It’s not every day that a Beaconite jumps out of a plane, but she was happy to have the experience over the weekend. She took a trip to San Juan, rented a car, and drove out to Arecibo, where she went on her first skydive. At first, she was a little nervous before getting on the plane. But during the experience — flying into the air in a small plane, being strapped onto an instructor, having her feet dangling thousands of feet over the Earth, free falling like a bird — she was quite happy and exhilarated. She’s always had dreams of flying above trees, and this was like a dream come true for her. It’s definitely something she will do again once the opportunity arises. She also hopes that exciting things like this can be incorporated into the Virgin Islands’ tourism product. During her next trip to the neighbouring island, she hopes to zipline through the jungle, explore some caves, go night kayaking in bioluminescent bays, and rappel down mountainsides.
With the 2023 general election approaching in less than three months, a Beaconite would like to remind voters to make sure they are registered. The system is going through an upgrade, and it’s important for anyone wishing to exercise their democratic rights to make sure their information is correct before it’s too late. Last November, the Office of the Supervisor of Elections also put out a notice urging voters to check that their name is not one of the many duplicates in the system. This list can be found at bit.ly/duplicatenames, and anyone needing to verify their information can visit the office at 216 Main Street at the Creque Building, email email@example.com, or call 468-4380. She hopes that voters will also pay close attention as candidates launch their campaigns in the coming weeks, learning as much as possible about their views on major issues facing the territory.
Slow down, please
A Beaconite has observed several near misses on the roadways within the capital recently. One occurred on Friday as he walked past the Dr. D. Orlando Smith Hospital, where a line of fast-moving traffic was approaching. Leading the traffic was a truck, which several motorbikes were attempting to pass. Everyone was speeding. That’s when an ambulance siren blared. As other traffic slowed, however, the truck kept going, and the Beaconite was sure he would see an accident. Astonishingly, the ambulance made its way around the truck, barely missing cars that had come to a stop in the opposite lane. The Beaconite cringed and a biker yelled, “Oh, no!” But everyone was okay in the end. The Beaconite encourages all drivers to be safe, even if they are in charge of an ambulance. Though he understands that emergency drivers have a special job to do, he believes they must also prioritise good judgment. And all motorists should try to ease up on the gas pedal. Accidents happen, and they can be deadly.
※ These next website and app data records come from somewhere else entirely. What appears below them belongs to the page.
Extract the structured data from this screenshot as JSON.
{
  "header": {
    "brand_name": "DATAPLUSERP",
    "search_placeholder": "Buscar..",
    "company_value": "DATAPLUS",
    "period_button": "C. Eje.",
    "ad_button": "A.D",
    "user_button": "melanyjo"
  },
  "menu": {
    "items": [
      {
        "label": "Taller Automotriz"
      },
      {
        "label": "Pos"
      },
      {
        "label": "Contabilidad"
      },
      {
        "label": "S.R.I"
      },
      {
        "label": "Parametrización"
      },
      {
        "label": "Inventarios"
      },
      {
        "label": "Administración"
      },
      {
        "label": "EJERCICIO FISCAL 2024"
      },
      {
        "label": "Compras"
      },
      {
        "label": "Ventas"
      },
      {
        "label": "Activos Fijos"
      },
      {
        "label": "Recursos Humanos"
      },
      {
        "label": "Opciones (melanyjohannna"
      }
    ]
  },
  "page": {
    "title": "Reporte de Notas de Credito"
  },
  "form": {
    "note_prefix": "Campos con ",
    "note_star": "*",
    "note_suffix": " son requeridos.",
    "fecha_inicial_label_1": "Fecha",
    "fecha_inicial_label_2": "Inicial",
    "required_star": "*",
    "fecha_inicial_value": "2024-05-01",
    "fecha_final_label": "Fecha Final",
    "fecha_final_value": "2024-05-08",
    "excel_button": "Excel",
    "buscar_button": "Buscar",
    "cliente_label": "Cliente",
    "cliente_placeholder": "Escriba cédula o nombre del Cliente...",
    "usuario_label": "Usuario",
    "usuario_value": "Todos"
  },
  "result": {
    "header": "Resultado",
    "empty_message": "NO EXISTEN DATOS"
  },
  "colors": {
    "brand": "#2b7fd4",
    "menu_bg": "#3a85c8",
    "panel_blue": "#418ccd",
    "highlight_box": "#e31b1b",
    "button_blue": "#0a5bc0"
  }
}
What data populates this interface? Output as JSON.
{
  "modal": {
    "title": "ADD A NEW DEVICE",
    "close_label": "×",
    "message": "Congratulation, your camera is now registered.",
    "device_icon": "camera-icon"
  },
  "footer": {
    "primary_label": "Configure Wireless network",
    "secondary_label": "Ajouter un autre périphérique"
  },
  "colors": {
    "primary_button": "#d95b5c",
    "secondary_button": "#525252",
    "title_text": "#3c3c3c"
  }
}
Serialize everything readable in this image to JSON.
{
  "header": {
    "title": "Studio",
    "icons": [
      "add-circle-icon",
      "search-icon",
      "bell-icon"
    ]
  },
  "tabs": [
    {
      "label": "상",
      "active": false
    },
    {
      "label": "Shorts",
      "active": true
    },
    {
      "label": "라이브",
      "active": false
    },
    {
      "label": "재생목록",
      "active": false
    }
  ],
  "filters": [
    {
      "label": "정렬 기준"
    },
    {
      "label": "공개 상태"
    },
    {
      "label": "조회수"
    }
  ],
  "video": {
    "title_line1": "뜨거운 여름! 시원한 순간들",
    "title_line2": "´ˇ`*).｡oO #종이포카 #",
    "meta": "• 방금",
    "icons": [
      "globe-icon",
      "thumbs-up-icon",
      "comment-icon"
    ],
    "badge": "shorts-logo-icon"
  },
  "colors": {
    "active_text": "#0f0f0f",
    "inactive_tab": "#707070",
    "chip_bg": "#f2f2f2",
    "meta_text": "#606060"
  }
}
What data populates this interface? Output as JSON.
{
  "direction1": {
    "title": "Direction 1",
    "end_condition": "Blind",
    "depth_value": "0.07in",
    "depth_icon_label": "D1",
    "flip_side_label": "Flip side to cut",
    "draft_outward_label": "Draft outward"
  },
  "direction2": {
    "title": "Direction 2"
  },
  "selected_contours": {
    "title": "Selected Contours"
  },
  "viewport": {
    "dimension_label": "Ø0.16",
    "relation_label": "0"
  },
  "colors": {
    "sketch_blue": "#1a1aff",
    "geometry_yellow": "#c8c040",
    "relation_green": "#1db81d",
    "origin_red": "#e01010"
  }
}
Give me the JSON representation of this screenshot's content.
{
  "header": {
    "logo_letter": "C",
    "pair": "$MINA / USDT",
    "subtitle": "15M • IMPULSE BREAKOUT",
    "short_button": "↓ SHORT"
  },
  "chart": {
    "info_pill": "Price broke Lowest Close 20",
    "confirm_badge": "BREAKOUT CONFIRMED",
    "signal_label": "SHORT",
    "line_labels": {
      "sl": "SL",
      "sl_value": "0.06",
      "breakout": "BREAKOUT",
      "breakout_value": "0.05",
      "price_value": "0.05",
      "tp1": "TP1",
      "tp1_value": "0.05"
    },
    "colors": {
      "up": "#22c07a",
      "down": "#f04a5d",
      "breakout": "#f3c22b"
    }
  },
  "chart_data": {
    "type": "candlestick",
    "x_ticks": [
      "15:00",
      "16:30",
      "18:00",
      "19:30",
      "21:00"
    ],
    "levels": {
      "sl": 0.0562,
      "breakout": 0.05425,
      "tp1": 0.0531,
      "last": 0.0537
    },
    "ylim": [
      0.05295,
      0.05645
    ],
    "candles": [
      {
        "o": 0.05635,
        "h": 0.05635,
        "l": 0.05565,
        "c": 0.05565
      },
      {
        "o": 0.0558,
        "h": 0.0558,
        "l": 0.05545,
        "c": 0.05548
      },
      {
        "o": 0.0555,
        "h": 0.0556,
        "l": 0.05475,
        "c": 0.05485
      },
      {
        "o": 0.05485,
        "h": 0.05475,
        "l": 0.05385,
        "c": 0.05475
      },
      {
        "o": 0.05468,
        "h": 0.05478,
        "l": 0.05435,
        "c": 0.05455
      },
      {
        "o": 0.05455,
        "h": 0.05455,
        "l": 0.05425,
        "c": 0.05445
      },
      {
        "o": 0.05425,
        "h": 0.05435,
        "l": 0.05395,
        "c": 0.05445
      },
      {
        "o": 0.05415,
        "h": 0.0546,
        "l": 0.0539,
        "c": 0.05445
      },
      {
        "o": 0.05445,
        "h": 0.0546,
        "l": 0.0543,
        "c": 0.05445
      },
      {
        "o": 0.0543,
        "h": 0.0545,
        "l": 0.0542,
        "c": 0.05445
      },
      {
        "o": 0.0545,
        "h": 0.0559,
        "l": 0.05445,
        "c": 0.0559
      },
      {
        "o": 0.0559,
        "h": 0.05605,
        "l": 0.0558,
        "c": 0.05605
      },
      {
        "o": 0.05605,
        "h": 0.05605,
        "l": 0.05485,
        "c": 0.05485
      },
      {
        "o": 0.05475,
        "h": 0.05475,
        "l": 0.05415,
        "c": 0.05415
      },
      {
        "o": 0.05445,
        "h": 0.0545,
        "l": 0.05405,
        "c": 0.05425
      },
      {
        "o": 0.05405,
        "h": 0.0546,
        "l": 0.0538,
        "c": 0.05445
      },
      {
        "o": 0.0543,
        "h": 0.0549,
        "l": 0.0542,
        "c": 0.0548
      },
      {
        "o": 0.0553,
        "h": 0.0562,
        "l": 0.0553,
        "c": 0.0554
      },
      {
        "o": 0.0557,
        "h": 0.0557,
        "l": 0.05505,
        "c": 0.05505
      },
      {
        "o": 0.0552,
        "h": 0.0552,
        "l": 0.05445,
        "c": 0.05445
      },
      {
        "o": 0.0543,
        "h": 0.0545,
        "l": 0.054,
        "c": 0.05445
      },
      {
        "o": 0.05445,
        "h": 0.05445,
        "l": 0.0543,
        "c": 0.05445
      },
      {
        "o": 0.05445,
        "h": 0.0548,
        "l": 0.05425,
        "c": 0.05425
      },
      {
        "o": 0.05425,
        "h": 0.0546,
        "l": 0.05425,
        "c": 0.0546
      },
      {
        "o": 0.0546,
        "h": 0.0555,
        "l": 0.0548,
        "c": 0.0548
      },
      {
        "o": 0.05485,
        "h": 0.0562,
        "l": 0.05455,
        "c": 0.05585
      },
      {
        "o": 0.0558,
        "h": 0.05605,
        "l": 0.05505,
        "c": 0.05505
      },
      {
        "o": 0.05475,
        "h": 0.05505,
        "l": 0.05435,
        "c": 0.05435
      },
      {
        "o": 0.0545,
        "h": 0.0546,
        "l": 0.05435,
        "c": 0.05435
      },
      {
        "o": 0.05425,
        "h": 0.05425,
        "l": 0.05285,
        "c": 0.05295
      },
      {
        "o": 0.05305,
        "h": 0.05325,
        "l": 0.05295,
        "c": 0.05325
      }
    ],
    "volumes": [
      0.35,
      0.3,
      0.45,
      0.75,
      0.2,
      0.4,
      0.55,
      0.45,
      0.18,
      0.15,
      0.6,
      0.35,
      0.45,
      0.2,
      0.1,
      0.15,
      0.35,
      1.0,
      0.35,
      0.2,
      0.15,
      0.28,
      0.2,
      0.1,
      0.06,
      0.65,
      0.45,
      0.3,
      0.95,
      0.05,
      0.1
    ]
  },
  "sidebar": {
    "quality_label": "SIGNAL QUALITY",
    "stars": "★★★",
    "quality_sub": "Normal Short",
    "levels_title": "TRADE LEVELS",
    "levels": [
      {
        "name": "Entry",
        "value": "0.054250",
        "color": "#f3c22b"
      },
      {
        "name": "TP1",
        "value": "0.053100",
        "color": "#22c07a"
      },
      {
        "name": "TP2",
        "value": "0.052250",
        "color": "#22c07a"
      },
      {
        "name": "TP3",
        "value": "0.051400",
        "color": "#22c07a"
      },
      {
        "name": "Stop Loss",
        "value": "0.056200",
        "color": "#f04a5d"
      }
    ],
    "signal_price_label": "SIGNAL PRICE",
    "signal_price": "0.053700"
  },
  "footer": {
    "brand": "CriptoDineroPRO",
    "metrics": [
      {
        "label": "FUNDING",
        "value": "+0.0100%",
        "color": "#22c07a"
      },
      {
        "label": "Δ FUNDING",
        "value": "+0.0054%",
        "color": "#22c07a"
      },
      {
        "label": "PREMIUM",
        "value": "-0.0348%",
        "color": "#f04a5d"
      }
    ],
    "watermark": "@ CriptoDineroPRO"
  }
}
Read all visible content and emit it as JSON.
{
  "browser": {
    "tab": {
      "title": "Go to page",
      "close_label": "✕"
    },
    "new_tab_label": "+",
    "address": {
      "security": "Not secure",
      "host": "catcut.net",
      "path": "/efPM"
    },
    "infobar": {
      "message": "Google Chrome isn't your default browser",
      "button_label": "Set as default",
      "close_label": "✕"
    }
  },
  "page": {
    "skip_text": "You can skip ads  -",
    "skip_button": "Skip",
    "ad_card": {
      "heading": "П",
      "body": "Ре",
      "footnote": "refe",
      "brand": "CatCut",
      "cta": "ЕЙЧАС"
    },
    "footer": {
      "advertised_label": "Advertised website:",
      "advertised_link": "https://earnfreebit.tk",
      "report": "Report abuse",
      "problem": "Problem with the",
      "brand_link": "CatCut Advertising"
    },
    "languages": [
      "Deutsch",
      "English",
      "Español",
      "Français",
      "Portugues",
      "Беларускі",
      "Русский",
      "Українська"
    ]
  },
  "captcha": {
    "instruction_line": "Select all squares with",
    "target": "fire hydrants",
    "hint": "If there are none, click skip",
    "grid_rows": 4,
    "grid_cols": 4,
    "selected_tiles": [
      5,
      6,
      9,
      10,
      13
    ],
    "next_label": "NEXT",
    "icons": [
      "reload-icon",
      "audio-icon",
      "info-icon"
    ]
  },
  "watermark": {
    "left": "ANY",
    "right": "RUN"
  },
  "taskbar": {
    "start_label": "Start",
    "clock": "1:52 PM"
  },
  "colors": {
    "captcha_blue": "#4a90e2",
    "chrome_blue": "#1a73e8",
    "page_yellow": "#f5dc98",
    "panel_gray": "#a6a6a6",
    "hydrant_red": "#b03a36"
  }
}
Just last week, Health and Social Development Minister Marlon Penn offered a reminder to the community that the recently peaked influenza season is still here. Like clockwork, a reporter and her friends got sick over the weekend. That achy, sickening feeling is no fun, and the Beaconite is kicking herself for forgetting to get a flu shot last year. She hopes not too many readers are affected for the remainder of the season, and she will be setting a reminder for herself next year.